### INSTRUCTIONS TO FOLLOW
Every record is to be duplicated exactly as it reads, without its images.

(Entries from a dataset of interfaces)
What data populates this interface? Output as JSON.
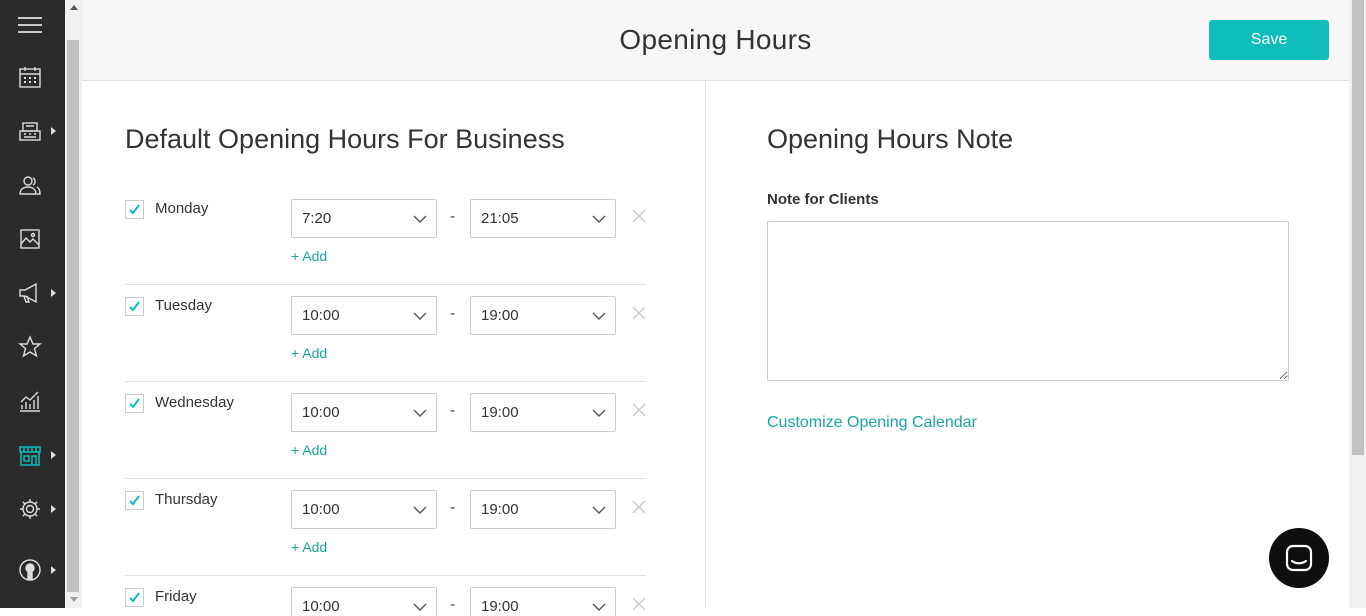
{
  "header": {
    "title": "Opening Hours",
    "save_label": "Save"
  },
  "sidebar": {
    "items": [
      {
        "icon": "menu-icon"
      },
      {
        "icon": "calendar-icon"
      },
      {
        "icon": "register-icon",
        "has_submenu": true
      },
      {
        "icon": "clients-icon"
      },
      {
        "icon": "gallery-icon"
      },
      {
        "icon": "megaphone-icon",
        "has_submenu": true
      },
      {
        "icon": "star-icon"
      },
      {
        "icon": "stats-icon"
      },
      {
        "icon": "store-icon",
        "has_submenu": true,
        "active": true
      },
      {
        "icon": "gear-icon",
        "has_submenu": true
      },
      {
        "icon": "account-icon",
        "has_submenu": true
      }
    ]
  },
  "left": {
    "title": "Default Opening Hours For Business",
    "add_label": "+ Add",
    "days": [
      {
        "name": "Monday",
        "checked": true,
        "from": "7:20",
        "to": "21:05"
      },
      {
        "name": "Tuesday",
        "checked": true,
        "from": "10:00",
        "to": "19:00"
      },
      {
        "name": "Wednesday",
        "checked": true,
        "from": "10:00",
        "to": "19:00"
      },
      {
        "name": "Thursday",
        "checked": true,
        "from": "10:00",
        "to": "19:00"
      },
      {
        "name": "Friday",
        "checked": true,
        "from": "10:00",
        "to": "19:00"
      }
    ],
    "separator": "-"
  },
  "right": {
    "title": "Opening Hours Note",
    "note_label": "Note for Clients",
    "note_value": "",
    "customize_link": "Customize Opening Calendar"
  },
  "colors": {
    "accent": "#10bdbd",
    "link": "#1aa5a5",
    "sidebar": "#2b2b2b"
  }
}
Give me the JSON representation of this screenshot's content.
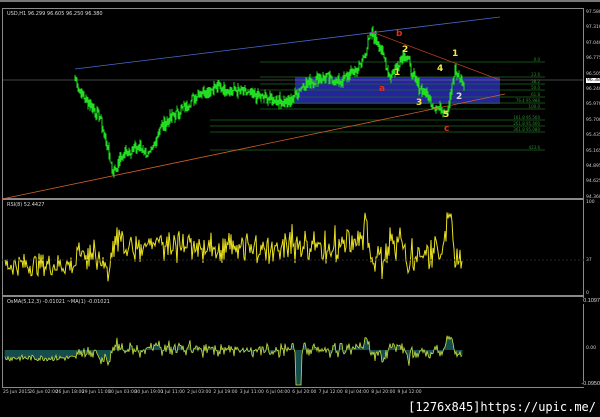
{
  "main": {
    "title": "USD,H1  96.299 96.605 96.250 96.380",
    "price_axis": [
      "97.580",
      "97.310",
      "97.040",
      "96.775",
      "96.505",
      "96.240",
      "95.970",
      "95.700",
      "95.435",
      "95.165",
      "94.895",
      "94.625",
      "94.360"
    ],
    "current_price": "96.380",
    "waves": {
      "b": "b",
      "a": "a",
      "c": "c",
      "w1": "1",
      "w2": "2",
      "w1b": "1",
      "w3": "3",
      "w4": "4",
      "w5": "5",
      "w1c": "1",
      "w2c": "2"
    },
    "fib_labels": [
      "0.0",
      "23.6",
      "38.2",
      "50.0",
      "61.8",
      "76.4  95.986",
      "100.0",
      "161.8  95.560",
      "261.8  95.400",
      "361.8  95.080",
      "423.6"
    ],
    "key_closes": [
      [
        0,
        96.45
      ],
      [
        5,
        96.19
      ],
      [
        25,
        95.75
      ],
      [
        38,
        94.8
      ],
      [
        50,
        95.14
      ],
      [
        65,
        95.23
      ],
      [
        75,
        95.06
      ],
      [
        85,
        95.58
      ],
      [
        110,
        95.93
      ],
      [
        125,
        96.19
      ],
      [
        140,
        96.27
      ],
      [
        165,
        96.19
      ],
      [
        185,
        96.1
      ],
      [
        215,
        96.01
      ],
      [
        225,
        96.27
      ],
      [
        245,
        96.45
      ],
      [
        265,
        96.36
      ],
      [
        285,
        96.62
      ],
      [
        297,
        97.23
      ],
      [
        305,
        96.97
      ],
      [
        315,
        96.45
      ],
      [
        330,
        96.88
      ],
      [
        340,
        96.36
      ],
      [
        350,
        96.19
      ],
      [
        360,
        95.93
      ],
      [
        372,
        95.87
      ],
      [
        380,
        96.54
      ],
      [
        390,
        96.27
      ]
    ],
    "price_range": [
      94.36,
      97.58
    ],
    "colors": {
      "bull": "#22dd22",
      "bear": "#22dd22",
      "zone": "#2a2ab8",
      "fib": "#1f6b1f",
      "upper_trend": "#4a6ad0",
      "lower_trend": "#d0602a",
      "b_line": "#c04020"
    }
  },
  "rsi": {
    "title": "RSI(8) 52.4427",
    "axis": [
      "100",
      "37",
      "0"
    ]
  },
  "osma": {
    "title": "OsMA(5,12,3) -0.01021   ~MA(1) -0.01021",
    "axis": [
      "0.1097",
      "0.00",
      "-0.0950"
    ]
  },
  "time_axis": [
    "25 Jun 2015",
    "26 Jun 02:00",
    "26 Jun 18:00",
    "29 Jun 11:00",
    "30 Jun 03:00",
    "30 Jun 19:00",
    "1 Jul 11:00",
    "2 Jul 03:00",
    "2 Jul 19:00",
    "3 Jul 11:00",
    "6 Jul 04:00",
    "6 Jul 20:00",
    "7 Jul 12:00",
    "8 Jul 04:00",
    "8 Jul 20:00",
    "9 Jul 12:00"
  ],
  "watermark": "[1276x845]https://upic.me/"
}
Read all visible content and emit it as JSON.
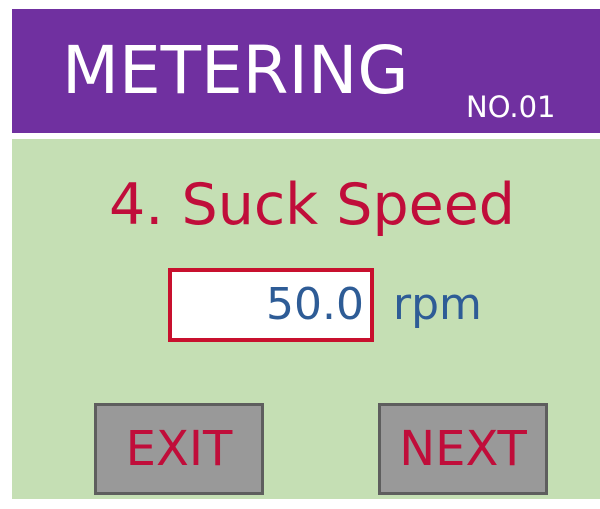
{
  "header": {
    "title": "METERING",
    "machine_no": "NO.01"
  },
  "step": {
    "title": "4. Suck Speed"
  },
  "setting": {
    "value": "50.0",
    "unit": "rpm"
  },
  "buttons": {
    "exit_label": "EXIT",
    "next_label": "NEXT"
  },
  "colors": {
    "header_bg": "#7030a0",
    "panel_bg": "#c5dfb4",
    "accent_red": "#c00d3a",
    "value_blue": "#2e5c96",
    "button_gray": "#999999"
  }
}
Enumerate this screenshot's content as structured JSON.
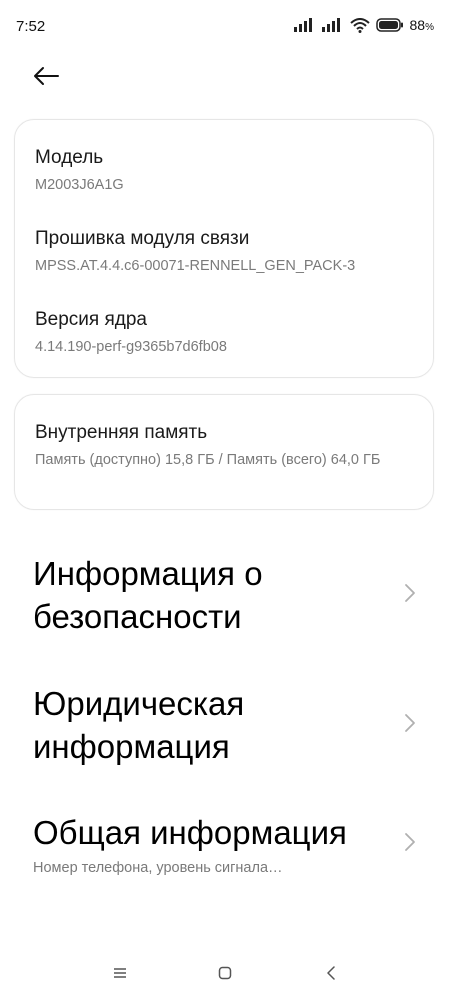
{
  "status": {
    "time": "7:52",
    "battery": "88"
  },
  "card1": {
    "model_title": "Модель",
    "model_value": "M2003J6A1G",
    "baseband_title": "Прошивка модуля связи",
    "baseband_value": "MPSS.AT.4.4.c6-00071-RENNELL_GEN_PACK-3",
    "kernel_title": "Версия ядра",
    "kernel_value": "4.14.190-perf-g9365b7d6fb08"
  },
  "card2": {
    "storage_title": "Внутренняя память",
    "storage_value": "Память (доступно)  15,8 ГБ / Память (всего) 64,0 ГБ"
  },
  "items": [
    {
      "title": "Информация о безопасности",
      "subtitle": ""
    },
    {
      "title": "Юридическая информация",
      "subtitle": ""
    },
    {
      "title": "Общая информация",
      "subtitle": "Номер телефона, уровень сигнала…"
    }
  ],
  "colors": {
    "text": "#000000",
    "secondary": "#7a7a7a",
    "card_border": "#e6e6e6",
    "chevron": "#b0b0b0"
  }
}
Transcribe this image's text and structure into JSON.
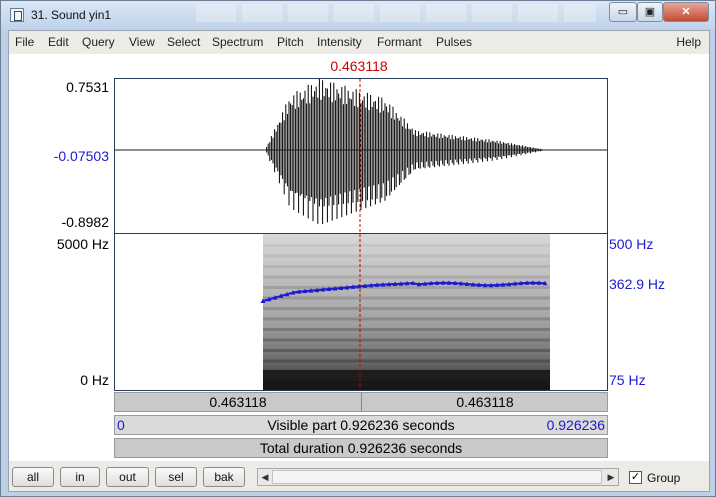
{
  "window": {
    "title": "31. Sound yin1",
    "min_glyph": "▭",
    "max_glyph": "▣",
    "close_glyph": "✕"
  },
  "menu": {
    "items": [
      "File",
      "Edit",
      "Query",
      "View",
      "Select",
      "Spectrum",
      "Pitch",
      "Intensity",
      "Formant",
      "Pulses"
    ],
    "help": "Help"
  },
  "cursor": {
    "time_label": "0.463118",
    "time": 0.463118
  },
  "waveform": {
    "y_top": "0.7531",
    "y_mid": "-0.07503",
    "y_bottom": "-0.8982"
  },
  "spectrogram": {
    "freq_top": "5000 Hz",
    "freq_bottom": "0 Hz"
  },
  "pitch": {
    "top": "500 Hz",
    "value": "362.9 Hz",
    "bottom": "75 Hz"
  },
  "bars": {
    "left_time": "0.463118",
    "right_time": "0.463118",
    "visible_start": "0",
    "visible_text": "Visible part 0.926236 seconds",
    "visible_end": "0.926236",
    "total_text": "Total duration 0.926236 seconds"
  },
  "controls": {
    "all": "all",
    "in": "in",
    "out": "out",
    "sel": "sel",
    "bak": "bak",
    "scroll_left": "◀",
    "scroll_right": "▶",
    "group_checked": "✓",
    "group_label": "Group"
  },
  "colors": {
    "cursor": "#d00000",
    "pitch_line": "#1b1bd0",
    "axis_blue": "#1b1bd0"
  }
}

### RESPONSE FOR THIS EXERCISE
What data populates this interface? Output as JSON.
{
  "header": {
    "title": "Opening Hours",
    "save_label": "Save"
  },
  "sidebar": {
    "items": [
      {
        "icon": "menu-icon"
      },
      {
        "icon": "calendar-icon"
      },
      {
        "icon": "register-icon",
        "has_submenu": true
      },
      {
        "icon": "clients-icon"
      },
      {
        "icon": "gallery-icon"
      },
      {
        "icon": "megaphone-icon",
        "has_submenu": true
      },
      {
        "icon": "star-icon"
      },
      {
        "icon": "stats-icon"
      },
      {
        "icon": "store-icon",
        "has_submenu": true,
        "active": true
      },
      {
        "icon": "gear-icon",
        "has_submenu": true
      },
      {
        "icon": "account-icon",
        "has_submenu": true
      }
    ]
  },
  "left": {
    "title": "Default Opening Hours For Business",
    "add_label": "+ Add",
    "days": [
      {
        "name": "Monday",
        "checked": true,
        "from": "7:20",
        "to": "21:05"
      },
      {
        "name": "Tuesday",
        "checked": true,
        "from": "10:00",
        "to": "19:00"
      },
      {
        "name": "Wednesday",
        "checked": true,
        "from": "10:00",
        "to": "19:00"
      },
      {
        "name": "Thursday",
        "checked": true,
        "from": "10:00",
        "to": "19:00"
      },
      {
        "name": "Friday",
        "checked": true,
        "from": "10:00",
        "to": "19:00"
      }
    ],
    "separator": "-"
  },
  "right": {
    "title": "Opening Hours Note",
    "note_label": "Note for Clients",
    "note_value": "",
    "customize_link": "Customize Opening Calendar"
  },
  "colors": {
    "accent": "#10bdbd",
    "link": "#1aa5a5",
    "sidebar": "#2b2b2b"
  }
}
Give me the JSON representation of this screenshot's content.
{
  "main": {
    "title": "USD,H1  96.299 96.605 96.250 96.380",
    "price_axis": [
      "97.580",
      "97.310",
      "97.040",
      "96.775",
      "96.505",
      "96.240",
      "95.970",
      "95.700",
      "95.435",
      "95.165",
      "94.895",
      "94.625",
      "94.360"
    ],
    "current_price": "96.380",
    "waves": {
      "b": "b",
      "a": "a",
      "c": "c",
      "w1": "1",
      "w2": "2",
      "w1b": "1",
      "w3": "3",
      "w4": "4",
      "w5": "5",
      "w1c": "1",
      "w2c": "2"
    },
    "fib_labels": [
      "0.0",
      "23.6",
      "38.2",
      "50.0",
      "61.8",
      "76.4  95.986",
      "100.0",
      "161.8  95.560",
      "261.8  95.400",
      "361.8  95.080",
      "423.6"
    ],
    "key_closes": [
      [
        0,
        96.45
      ],
      [
        5,
        96.19
      ],
      [
        25,
        95.75
      ],
      [
        38,
        94.8
      ],
      [
        50,
        95.14
      ],
      [
        65,
        95.23
      ],
      [
        75,
        95.06
      ],
      [
        85,
        95.58
      ],
      [
        110,
        95.93
      ],
      [
        125,
        96.19
      ],
      [
        140,
        96.27
      ],
      [
        165,
        96.19
      ],
      [
        185,
        96.1
      ],
      [
        215,
        96.01
      ],
      [
        225,
        96.27
      ],
      [
        245,
        96.45
      ],
      [
        265,
        96.36
      ],
      [
        285,
        96.62
      ],
      [
        297,
        97.23
      ],
      [
        305,
        96.97
      ],
      [
        315,
        96.45
      ],
      [
        330,
        96.88
      ],
      [
        340,
        96.36
      ],
      [
        350,
        96.19
      ],
      [
        360,
        95.93
      ],
      [
        372,
        95.87
      ],
      [
        380,
        96.54
      ],
      [
        390,
        96.27
      ]
    ],
    "price_range": [
      94.36,
      97.58
    ],
    "colors": {
      "bull": "#22dd22",
      "bear": "#22dd22",
      "zone": "#2a2ab8",
      "fib": "#1f6b1f",
      "upper_trend": "#4a6ad0",
      "lower_trend": "#d0602a",
      "b_line": "#c04020"
    }
  },
  "rsi": {
    "title": "RSI(8) 52.4427",
    "axis": [
      "100",
      "37",
      "0"
    ]
  },
  "osma": {
    "title": "OsMA(5,12,3) -0.01021   ~MA(1) -0.01021",
    "axis": [
      "0.1097",
      "0.00",
      "-0.0950"
    ]
  },
  "time_axis": [
    "25 Jun 2015",
    "26 Jun 02:00",
    "26 Jun 18:00",
    "29 Jun 11:00",
    "30 Jun 03:00",
    "30 Jun 19:00",
    "1 Jul 11:00",
    "2 Jul 03:00",
    "2 Jul 19:00",
    "3 Jul 11:00",
    "6 Jul 04:00",
    "6 Jul 20:00",
    "7 Jul 12:00",
    "8 Jul 04:00",
    "8 Jul 20:00",
    "9 Jul 12:00"
  ],
  "watermark": "[1276x845]https://upic.me/"
}
Read all visible content and emit it as JSON.
{
  "header": {
    "title": "METERING",
    "machine_no": "NO.01"
  },
  "step": {
    "title": "4. Suck Speed"
  },
  "setting": {
    "value": "50.0",
    "unit": "rpm"
  },
  "buttons": {
    "exit_label": "EXIT",
    "next_label": "NEXT"
  },
  "colors": {
    "header_bg": "#7030a0",
    "panel_bg": "#c5dfb4",
    "accent_red": "#c00d3a",
    "value_blue": "#2e5c96",
    "button_gray": "#999999"
  }
}
Enumerate this screenshot's content as structured JSON.
{
  "status": {
    "time": "7:52",
    "battery": "88"
  },
  "card1": {
    "model_title": "Модель",
    "model_value": "M2003J6A1G",
    "baseband_title": "Прошивка модуля связи",
    "baseband_value": "MPSS.AT.4.4.c6-00071-RENNELL_GEN_PACK-3",
    "kernel_title": "Версия ядра",
    "kernel_value": "4.14.190-perf-g9365b7d6fb08"
  },
  "card2": {
    "storage_title": "Внутренняя память",
    "storage_value": "Память (доступно)  15,8 ГБ / Память (всего) 64,0 ГБ"
  },
  "items": [
    {
      "title": "Информация о безопасности",
      "subtitle": ""
    },
    {
      "title": "Юридическая информация",
      "subtitle": ""
    },
    {
      "title": "Общая информация",
      "subtitle": "Номер телефона, уровень сигнала…"
    }
  ],
  "colors": {
    "text": "#000000",
    "secondary": "#7a7a7a",
    "card_border": "#e6e6e6",
    "chevron": "#b0b0b0"
  }
}
Transcribe this image's text and structure into JSON.
{
  "window": {
    "title": "31. Sound yin1",
    "min_glyph": "▭",
    "max_glyph": "▣",
    "close_glyph": "✕"
  },
  "menu": {
    "items": [
      "File",
      "Edit",
      "Query",
      "View",
      "Select",
      "Spectrum",
      "Pitch",
      "Intensity",
      "Formant",
      "Pulses"
    ],
    "help": "Help"
  },
  "cursor": {
    "time_label": "0.463118",
    "time": 0.463118
  },
  "waveform": {
    "y_top": "0.7531",
    "y_mid": "-0.07503",
    "y_bottom": "-0.8982"
  },
  "spectrogram": {
    "freq_top": "5000 Hz",
    "freq_bottom": "0 Hz"
  },
  "pitch": {
    "top": "500 Hz",
    "value": "362.9 Hz",
    "bottom": "75 Hz"
  },
  "bars": {
    "left_time": "0.463118",
    "right_time": "0.463118",
    "visible_start": "0",
    "visible_text": "Visible part 0.926236 seconds",
    "visible_end": "0.926236",
    "total_text": "Total duration 0.926236 seconds"
  },
  "controls": {
    "all": "all",
    "in": "in",
    "out": "out",
    "sel": "sel",
    "bak": "bak",
    "scroll_left": "◀",
    "scroll_right": "▶",
    "group_checked": "✓",
    "group_label": "Group"
  },
  "colors": {
    "cursor": "#d00000",
    "pitch_line": "#1b1bd0",
    "axis_blue": "#1b1bd0"
  }
}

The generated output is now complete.